The brightest spot in Folsom's brief administration of one year, eight months, and 24 days occurred in September 1993 when Alabama landed the Mercedes-Benz automobile plant in a competition that included numerous states across the nation. In late summer, the legislature, at Folsom's urging, passed a financial incentive package that provided tax advantages to firms such as Mercedes. Folsom had traveled to Germany personally to woo Mercedes officials into selecting Alabama as the location for the $300 million sports-vehicle assembly plant that was expected to provide as many as 1,500 jobs for Alabama workers.
Folsom, like his predecessor Guy Hunt, was also the target of ethics complaints. While gambling legislation was under consideration in the state senate and Folsom was serving as lieutenant governor, he and his family flew to the Cayman Islands for a vacation on the personal jet of gambling magnate Milton McGregor. A lengthy investigation of this matter dragged on and no doubt had an effect on the outcome of the 1994 governor's race.

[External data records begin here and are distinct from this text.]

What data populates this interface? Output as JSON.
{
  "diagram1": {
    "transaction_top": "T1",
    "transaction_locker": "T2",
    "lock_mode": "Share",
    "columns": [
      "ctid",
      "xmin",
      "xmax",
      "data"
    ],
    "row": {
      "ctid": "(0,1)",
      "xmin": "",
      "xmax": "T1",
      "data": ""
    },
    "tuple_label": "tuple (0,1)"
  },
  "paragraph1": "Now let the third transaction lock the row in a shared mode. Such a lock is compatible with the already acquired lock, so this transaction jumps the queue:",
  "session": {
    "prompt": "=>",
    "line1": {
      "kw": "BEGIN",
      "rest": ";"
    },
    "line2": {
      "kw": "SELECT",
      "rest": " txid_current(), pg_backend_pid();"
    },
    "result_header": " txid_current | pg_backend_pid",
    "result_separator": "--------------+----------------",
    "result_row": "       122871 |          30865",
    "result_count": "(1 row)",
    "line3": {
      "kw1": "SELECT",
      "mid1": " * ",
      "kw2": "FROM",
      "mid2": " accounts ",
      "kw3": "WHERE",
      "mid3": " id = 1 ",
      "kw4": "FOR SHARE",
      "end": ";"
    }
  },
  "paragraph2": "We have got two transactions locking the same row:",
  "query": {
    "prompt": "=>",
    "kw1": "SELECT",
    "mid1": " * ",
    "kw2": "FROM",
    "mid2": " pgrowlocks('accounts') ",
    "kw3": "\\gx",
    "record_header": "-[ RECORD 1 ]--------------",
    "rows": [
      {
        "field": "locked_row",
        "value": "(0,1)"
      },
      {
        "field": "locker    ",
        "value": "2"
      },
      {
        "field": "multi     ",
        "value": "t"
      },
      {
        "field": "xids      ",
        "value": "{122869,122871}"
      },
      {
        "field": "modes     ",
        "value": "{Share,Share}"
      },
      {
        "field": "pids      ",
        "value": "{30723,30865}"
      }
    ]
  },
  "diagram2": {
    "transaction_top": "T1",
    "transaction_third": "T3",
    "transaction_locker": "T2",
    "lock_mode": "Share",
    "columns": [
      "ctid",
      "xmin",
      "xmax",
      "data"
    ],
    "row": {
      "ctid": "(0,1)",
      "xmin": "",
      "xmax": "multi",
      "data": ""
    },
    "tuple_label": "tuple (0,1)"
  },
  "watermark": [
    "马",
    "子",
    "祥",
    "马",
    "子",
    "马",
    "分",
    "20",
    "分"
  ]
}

Folsom waged a vigorous campaign in the Democratic primary for a full term as governor in 1994. He won handily over his opponent, teachers' union chief Paul Hubbert, and ran an equally vigorous campaign against Republican nominee Forrest "Fob" James. Most Alabamians seemed to be pleased with Folsom's performance in office, and he was expected to win. James, however, helped by a national Republican landslide that gave the GOP control of both houses of Congress for the first time in 40 years, narrowly won the governorship. The ethics investigation by the state attorney general's office ended without any charges being brought against Folsom, although several Folsom associates were convicted of improprieties. Early in 1998, U.S. attorney Redding Pitt, who had been looking into possible federal violations by Folsom, publicly stated that no federal criminal charges would be filed against the former governor. Folsom then called for an investigation of his accusers, specifically Governor James and former Republican attorney general Jeff Sessions, who had since been elected by Alabama voters to the U.S. Senate. Nothing came of his request.
Folsom and his family returned to private life in Cullman, where he was involved in an investment business. Folsom was returned
to the office of lieutenant governor by Alabama voters in November 2006.
Note: This entry was adapted with permission from Alabama Governors: A Political History of the State, edited by Samuel L. Webb and Margaret Armbrester (Tuscaloosa: University of Alabama Press, 2001).
Mullaney, Marie M. Biographical Directory of the Governors of the United States, 1988-1994. Westport, Conn.: Greenwood Press, 1994.
William H. Stewart
University of Alabama
Published March 31, 2008
Last updated September 30, 2014